Shirley Bradley got those smiles, too.
For 12 years she had watched over her son, Randy McCullough, in his nursing-home bed. Unmoving, unseeing, his warm brown eyes had gone dull, his limbs stiff and wracked with spasms.
He seemed to know when his mother was with him. Massaging him, she could soothe him into sleep. Although he, like Edwarda, was in a persistent vegetative state, sometimes he seemed to smile at her.
"That smile. That wasn't a smile," she says now, sitting in her home in Topeka, Kan. "It was a muscle reaction. Involuntary. Randy was gone."
She had known it the moment she saw her 25-year-old son strapped to a hospital gurney after a motorcycle crash that had caused head injuries so extensive that he was not breathing when the paramedics arrived.
"I knew intuitively that Randy's spirit, Randy's essence, was no longer with him," says Bradley, a social worker.
She nurtured the body on the bed, tended the sores and kissed the slack cheeks, but it began to seem a charade: "This body was being kept alive, but there was no person in it."
For the first 25 years after Edwarda came home to stay, O'Bara left the house only twice: Once for her husband's funeral and once for her other daughter's wedding.
The wedding was held in a church. But the reception was in the O'Baras' small bungalow in this Miami suburb -- around Edwarda's bed. The priest pinned a corsage on Edwarda's nightgown. The bride held her big sister's hand and told her all about the ceremony.

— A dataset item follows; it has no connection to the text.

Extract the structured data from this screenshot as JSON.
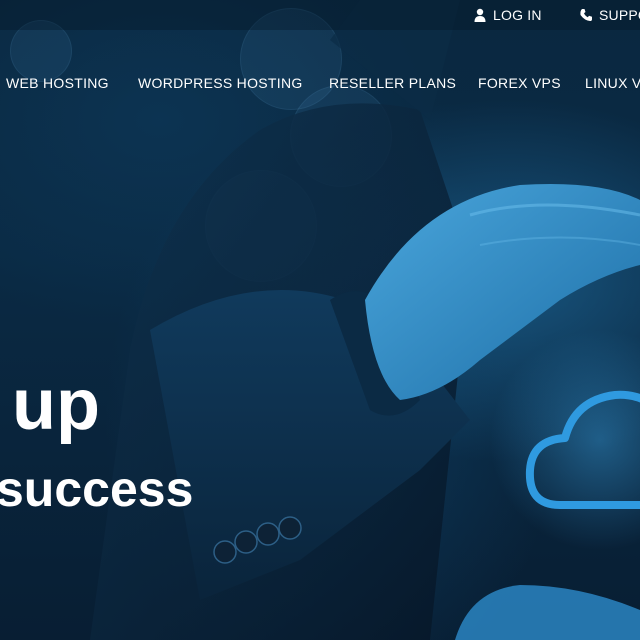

Ever since she brought Edwarda home on May 31, 1970 -- five months after the teenager slipped into a diabetic coma while everyone thought she was simply sleeping off the flu -- O'Bara has chosen to treat her as a functioning member of the family.
She varies her diet by alternating mashed carrots and mashed green beans in her feeding tube. She rubs sugar-free Popsicles along her lips, and dabs banana pudding on her tongue. She reads the newspaper to her daughter. She paints her nails and shaves her legs as though she might get up tomorrow and go off to the high school prom.
She will not subject Edwarda to any experimental treatment for brain damage, lest it make her worse. But she makes sure she gets the same medical care as anyone else. Edwarda has had surgery on both kidneys and on a collapsed lung. She had a lump in her breast removed; it turned out to be benign. Her mother checks her blood sugar every four hours, around the clock.
O'Bara used to say with conviction that Edwarda would wake up. Now, she says only that perhaps she might.
But even if her daughter remains in this state until she dies, O'Bara has no doubt that it's a life worth living.
"It's all how you look at life," says O'Bara, a former teacher at a Catholic school. "She's enjoying doing what she's doing."
She says her daughter can understand the love that surrounds her and that Edwarda has been blessed with a special power to heal. A book and video about the O'Bara family have drawn visitors to Edwarda's bedside from around the world; several have said she helped them recover from grave illness.
"Maybe someone would come in and say Edwarda doesn't have a good quality of life," O'Bara says. "Well, can you tell me anyone doing as much good as she's doing? To me, that's quality of life."